Type out the data again. Keep every line exactly the same.
+++ RECORDS SUPPLIED
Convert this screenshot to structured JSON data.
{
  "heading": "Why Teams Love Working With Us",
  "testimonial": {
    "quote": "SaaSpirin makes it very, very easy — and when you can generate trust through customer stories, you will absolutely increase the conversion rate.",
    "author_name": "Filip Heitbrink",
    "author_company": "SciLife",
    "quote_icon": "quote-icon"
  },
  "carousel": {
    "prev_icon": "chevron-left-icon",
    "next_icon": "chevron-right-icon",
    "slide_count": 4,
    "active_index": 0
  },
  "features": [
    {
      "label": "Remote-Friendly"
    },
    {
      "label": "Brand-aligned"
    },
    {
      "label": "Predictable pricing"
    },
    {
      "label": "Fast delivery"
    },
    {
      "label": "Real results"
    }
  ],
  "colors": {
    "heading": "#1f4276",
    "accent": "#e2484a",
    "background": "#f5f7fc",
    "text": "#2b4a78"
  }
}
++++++
> **RESPONSE**
Convert this screenshot to structured JSON data.
{
  "heading": "Why Teams Love Working With Us",
  "testimonial": {
    "quote": "SaaSpirin makes it very, very easy — and when you can generate trust through customer stories, you will absolutely increase the conversion rate.",
    "author_name": "Filip Heitbrink",
    "author_company": "SciLife",
    "quote_icon": "quote-icon"
  },
  "carousel": {
    "prev_icon": "chevron-left-icon",
    "next_icon": "chevron-right-icon",
    "slide_count": 4,
    "active_index": 0
  },
  "features": [
    {
      "label": "Remote-Friendly"
    },
    {
      "label": "Brand-aligned"
    },
    {
      "label": "Predictable pricing"
    },
    {
      "label": "Fast delivery"
    },
    {
      "label": "Real results"
    }
  ],
  "colors": {
    "heading": "#1f4276",
    "accent": "#e2484a",
    "background": "#f5f7fc",
    "text": "#2b4a78"
  }
}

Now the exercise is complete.